According to the COVID Tracking Project, there were 13,515,360 confirmed cases on Dec., 1 and 14,717,065 on Dec. 7.
The grim milestone follows a record breaking 1 million new confirmed coronavirus cases added in the first 10 days of November.
In total, the nation added more than 4 million new cases last month alone, more than double the 1.8 million cases reported in the month of October, according to data from Johns Hopkins University.
Deaths from the disease have also soared to more than 2,200 a day on average, matching the peak reached in April.
Cases per day have eclipsed 200,000 on average for the first time on record, with the crisis likely to get worse because of the fallout from gatherings at Thanksgiving, Christmas and New Year’s.
Dr. Michael Ryan, the World Health Organization’s chief of emergencies, says: “The epidemic in the U.S. is punishing.

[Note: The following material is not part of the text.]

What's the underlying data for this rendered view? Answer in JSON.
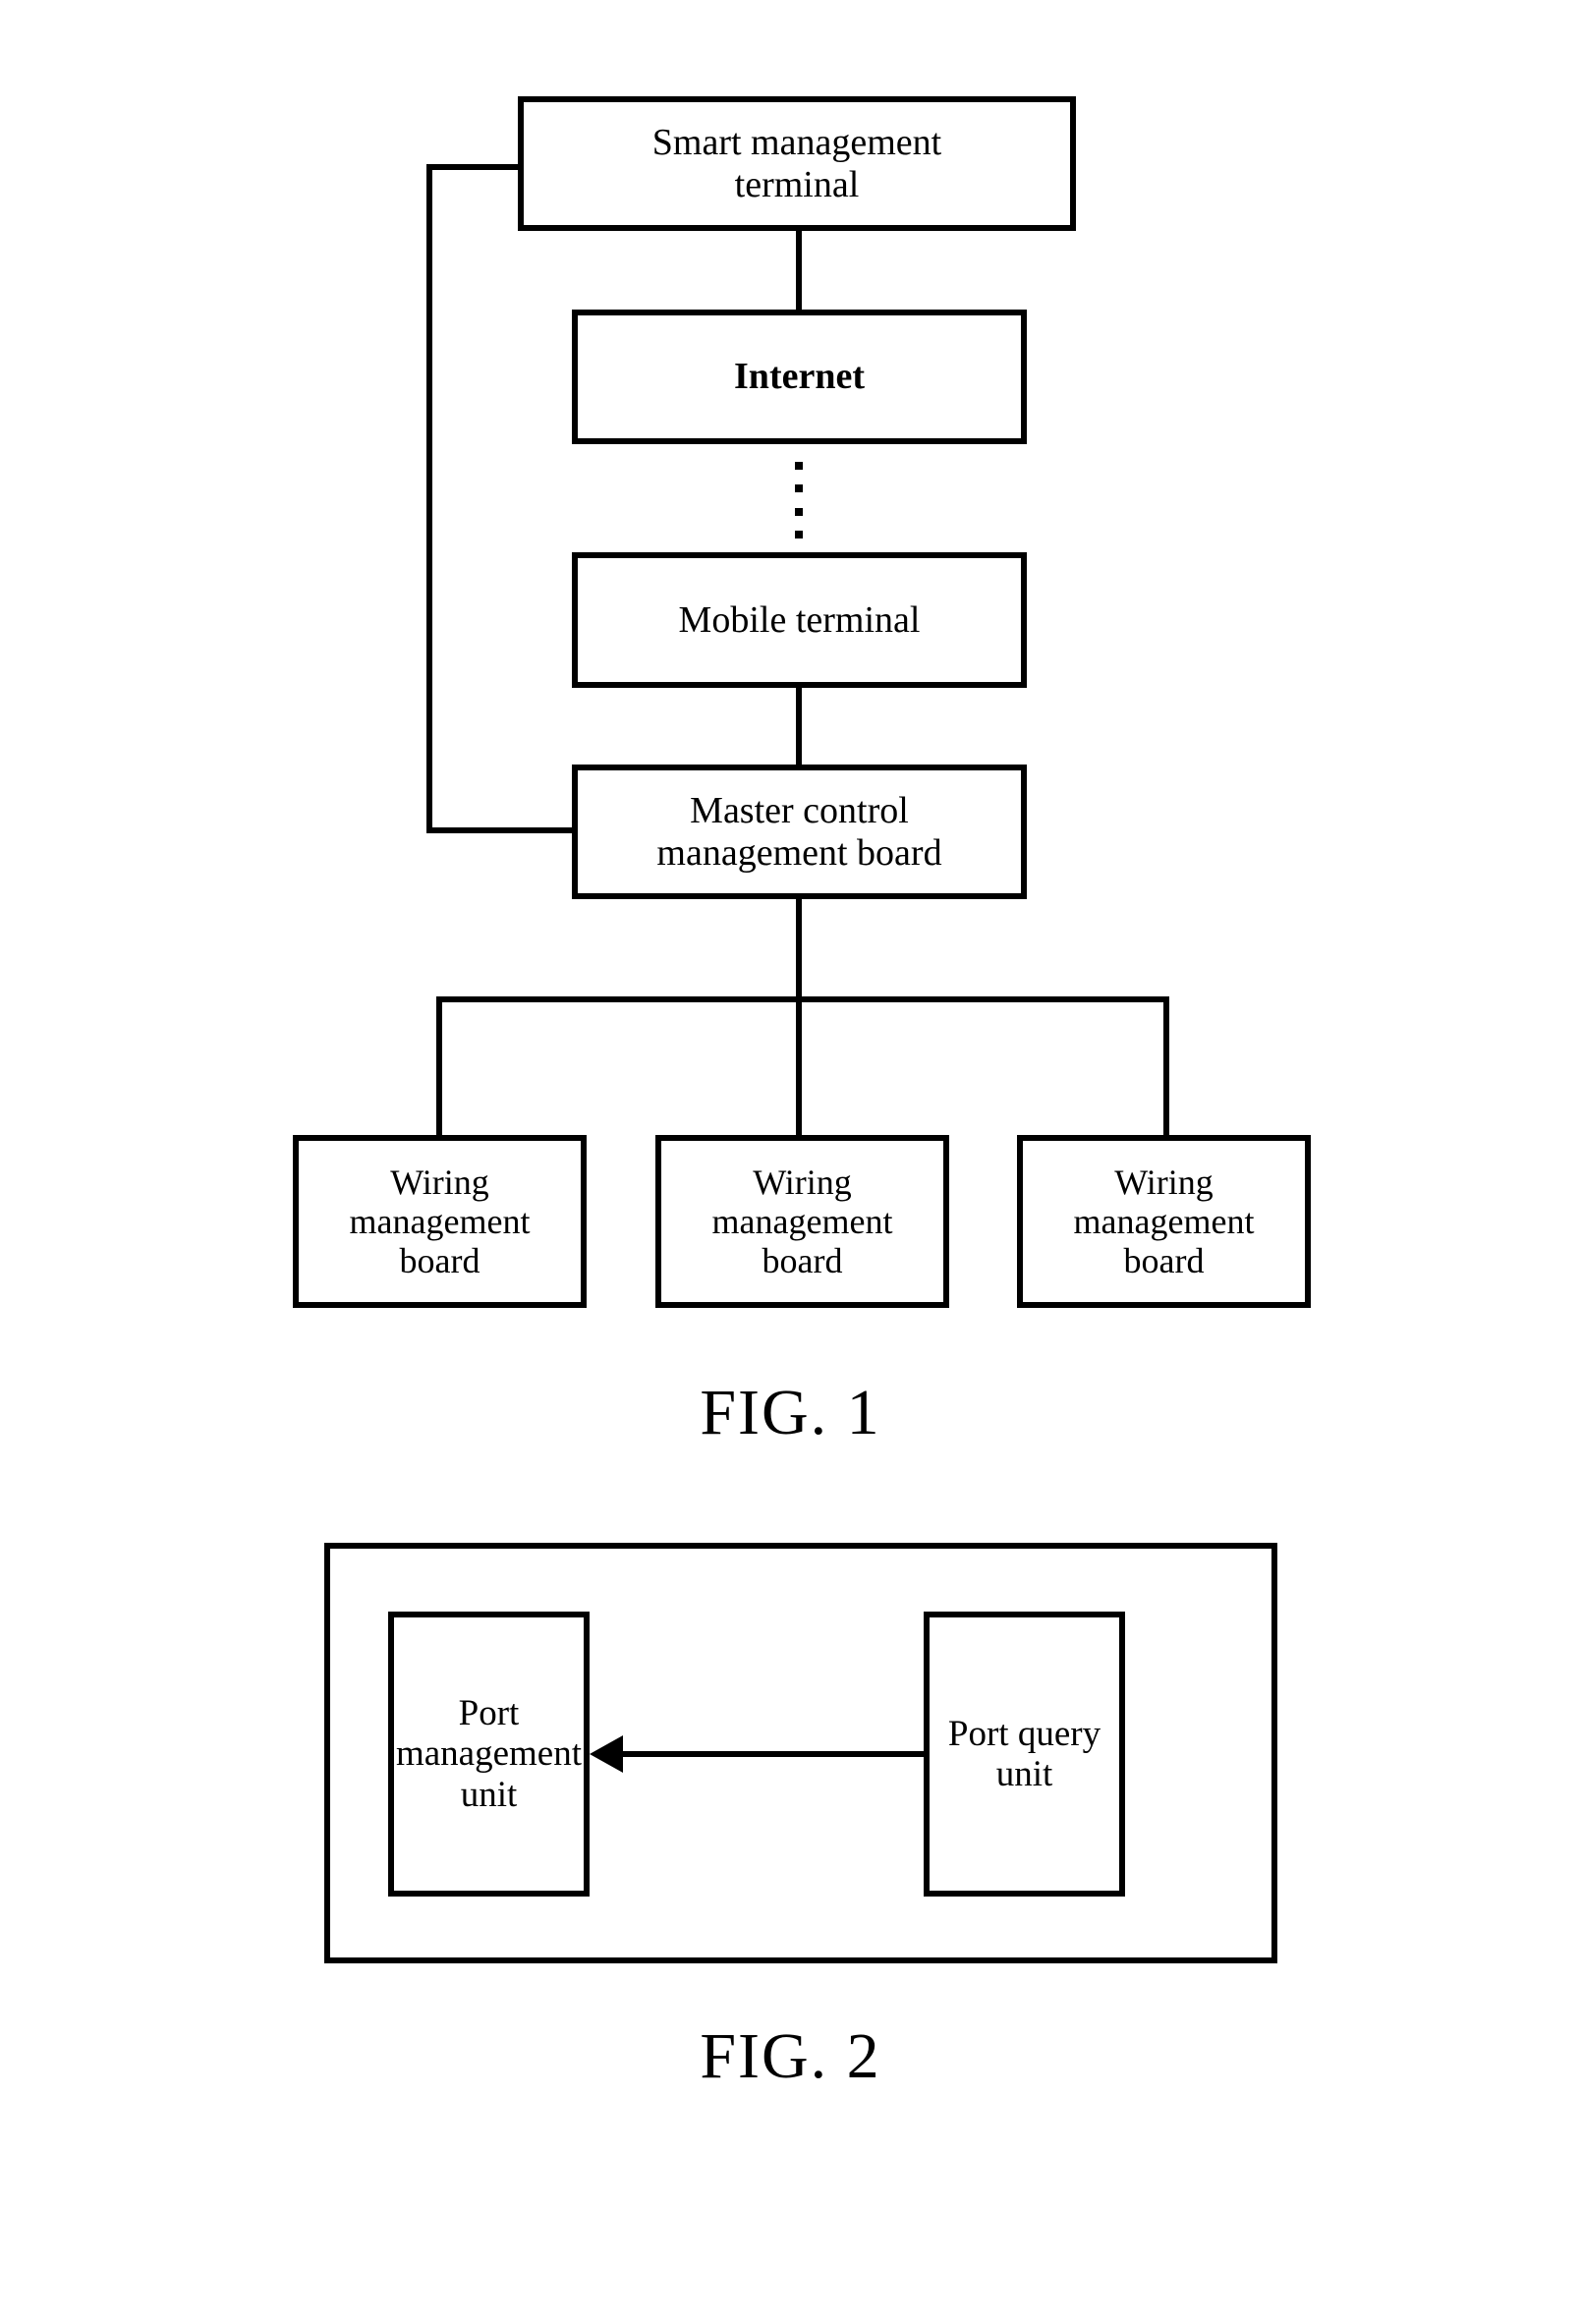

It’s widespread. It’s quite frankly shocking to see one to two persons a minute die in the U.S. -- a country with a wonderful, strong health system, amazing technological capacities.”
The Park County Health Department performs COVID-19 test using the Abbot BinaxNOW rapid test at the Fairgrounds on December 7, 2020 in Livingston, Montana.

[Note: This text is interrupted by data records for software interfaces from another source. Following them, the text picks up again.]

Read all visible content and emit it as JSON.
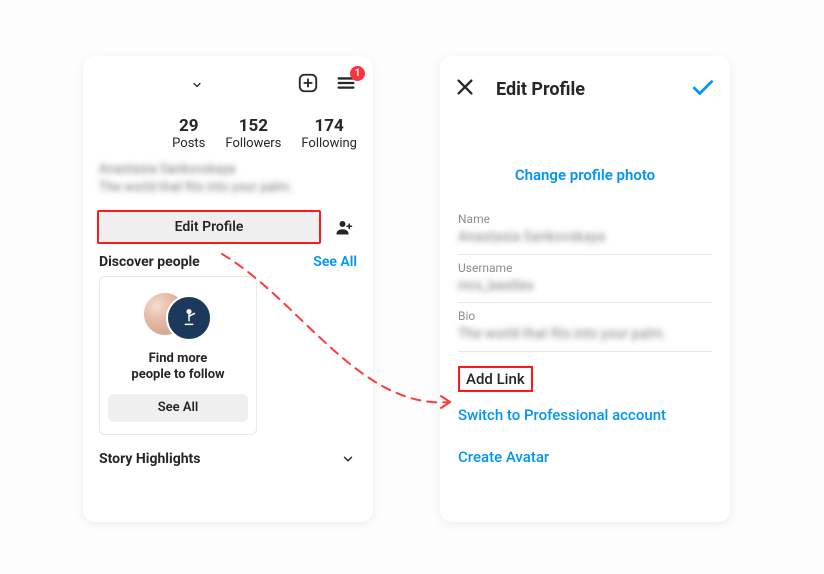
{
  "left": {
    "badge_count": "1",
    "stats": [
      {
        "count": "29",
        "label": "Posts"
      },
      {
        "count": "152",
        "label": "Followers"
      },
      {
        "count": "174",
        "label": "Following"
      }
    ],
    "profile_name_blurred": "Anastasia Sankovskaya",
    "bio_blurred": "The world that fits into your palm.",
    "edit_profile_label": "Edit Profile",
    "discover_title": "Discover people",
    "see_all_link": "See All",
    "find_more_line1": "Find more",
    "find_more_line2": "people to follow",
    "see_all_button": "See All",
    "story_highlights": "Story Highlights"
  },
  "right": {
    "title": "Edit Profile",
    "change_photo": "Change profile photo",
    "fields": {
      "name_label": "Name",
      "name_value_blurred": "Anastasia Sankovskaya",
      "username_label": "Username",
      "username_value_blurred": "mrs_beetles",
      "bio_label": "Bio",
      "bio_value_blurred": "The world that fits into your palm."
    },
    "add_link": "Add Link",
    "switch_professional": "Switch to Professional account",
    "create_avatar": "Create Avatar"
  },
  "colors": {
    "accent": "#0095f6",
    "highlight_red": "#ff1a1a",
    "badge_red": "#ff3040"
  }
}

The WHO's Ryan said that the U.S. is accounting for one-third of all world cases over the last several weeks and that the “brutal reality” is that holiday hugs are ill-advised.
The coronavirus has caused more than 284,000 confirmed deaths and nearly 15 million confirmed infections in the United States.

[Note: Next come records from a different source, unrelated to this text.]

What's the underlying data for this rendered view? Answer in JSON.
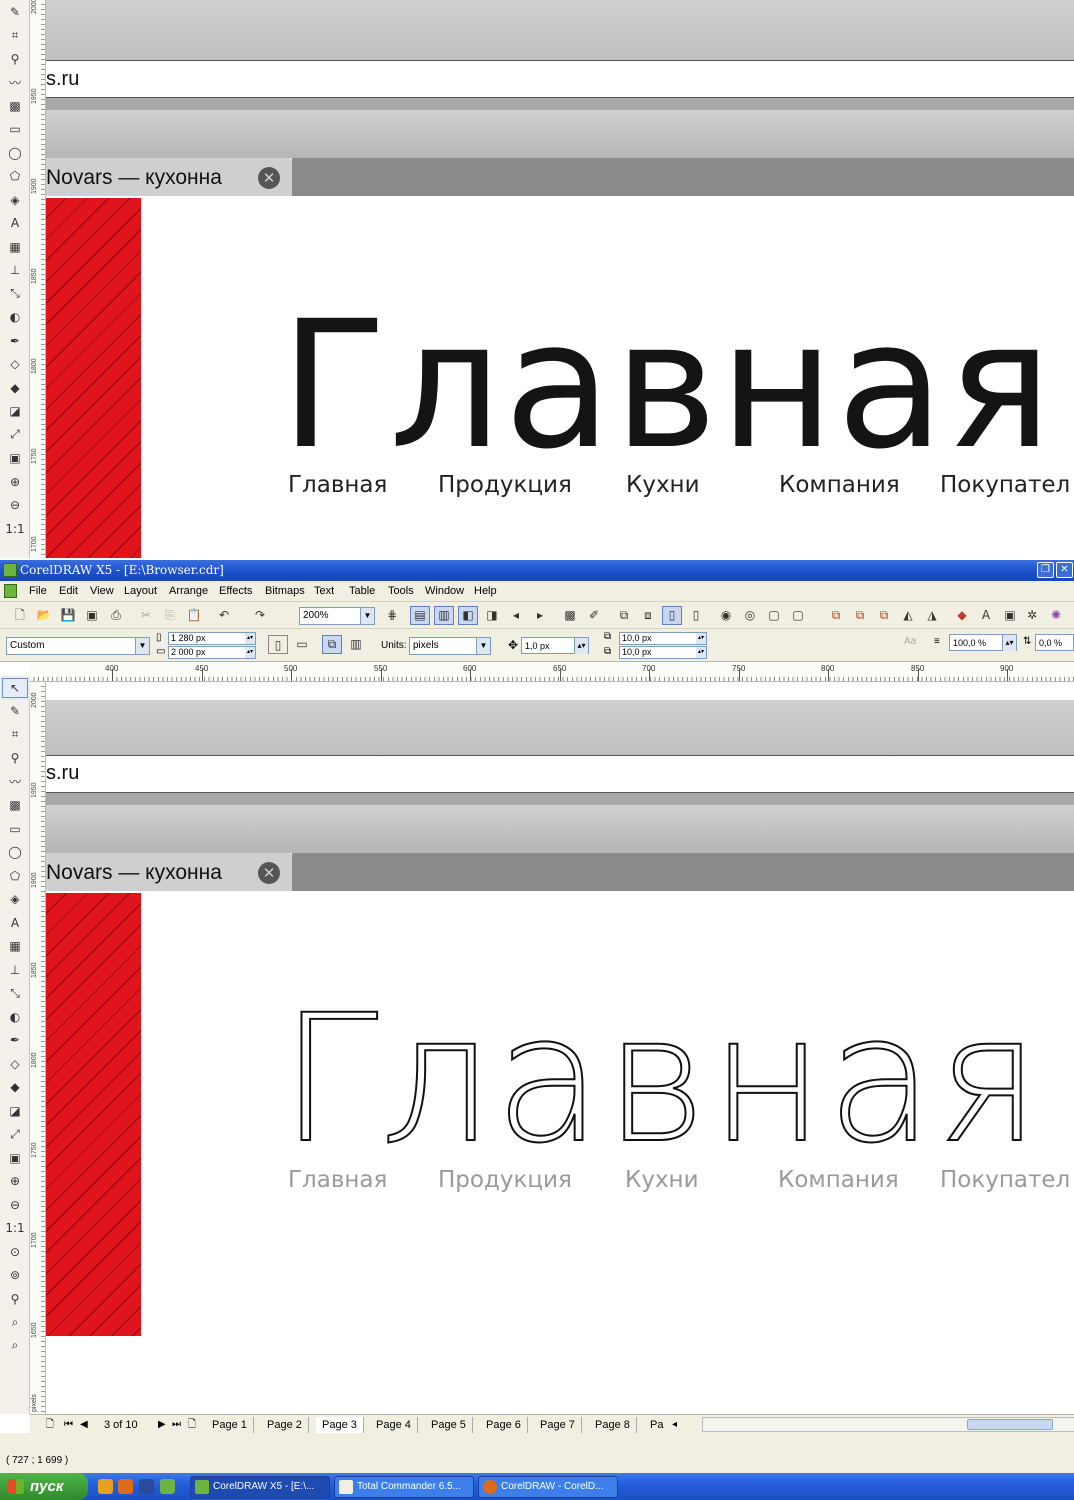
{
  "canvas": {
    "url_fragment": "s.ru",
    "tab_title": "Novars — кухонна",
    "tab_close": "✕",
    "headline": "Главная",
    "nav_items": [
      "Главная",
      "Продукция",
      "Кухни",
      "Компания",
      "Покупател"
    ]
  },
  "vruler_upper": [
    "2000",
    "1950",
    "1900",
    "1850",
    "1800",
    "1750",
    "1700"
  ],
  "vruler_lower": [
    "2000",
    "1950",
    "1900",
    "1850",
    "1800",
    "1750",
    "1700",
    "1650",
    "pixels"
  ],
  "window": {
    "title": "CorelDRAW X5 - [E:\\Browser.cdr]"
  },
  "menubar": [
    "File",
    "Edit",
    "View",
    "Layout",
    "Arrange",
    "Effects",
    "Bitmaps",
    "Text",
    "Table",
    "Tools",
    "Window",
    "Help"
  ],
  "standard_toolbar": {
    "zoom": "200%"
  },
  "property_bar": {
    "page_preset": "Custom",
    "width": "1 280 px",
    "height": "2 000 px",
    "units_label": "Units:",
    "units_value": "pixels",
    "nudge": "1,0 px",
    "dup_x": "10,0 px",
    "dup_y": "10,0 px",
    "scale": "100,0 %",
    "angle": "0,0 %"
  },
  "hruler": [
    "400",
    "450",
    "500",
    "550",
    "600",
    "650",
    "700",
    "750",
    "800",
    "850",
    "900"
  ],
  "page_nav": {
    "counter": "3 of 10",
    "pages": [
      "Page 1",
      "Page 2",
      "Page 3",
      "Page 4",
      "Page 5",
      "Page 6",
      "Page 7",
      "Page 8",
      "Pa"
    ],
    "current": "Page 3"
  },
  "status": {
    "coords": "( 727  ; 1 699  )"
  },
  "taskbar": {
    "start_label": "пуск",
    "tasks": [
      "CorelDRAW X5 - [E:\\...",
      "Total Commander 6.5...",
      "CorelDRAW - CorelD..."
    ]
  },
  "colors": {
    "accent_red": "#e0141c",
    "titlebar_blue": "#1a4fc9",
    "start_green": "#2f8a2a"
  }
}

Meanwhile, Pfizer’s COVID-19 vaccine moves closer to getting approval by U.S. regulators.
A panel of Food and Drug Administration advisers will meet on Thursday to decide whether to recommend vaccinating millions of Americans with the Pfizer formula.
The FDA recently released its first scientific evaluation of Pfizer’s COVID-19 vaccine and confirmed it offers strong protection, setting the stage for the government to green-light the biggest vaccination effort in the nation’s history.
Britain on Tuesday began vaccinations with the shot made by Pfizer and German partner BioNTech. The FDA later this month will consider one developed by Moderna. Also Tuesday, a medical journal published early data suggesting a third shot, AstraZeneca's, also protects people, though not as much as the U.S. frontrunners.
The vaccines emerged from an all-out worldwide race and are reaching the market less than a year after the virus was even identified — a remarkable scientific achievement that shaved years off the usual process.
The encouraging developments comes as the coronavirus continues surging across much of the world. The scourge has claimed more than 1.5 million lives.
The Associated Press contributed to this story.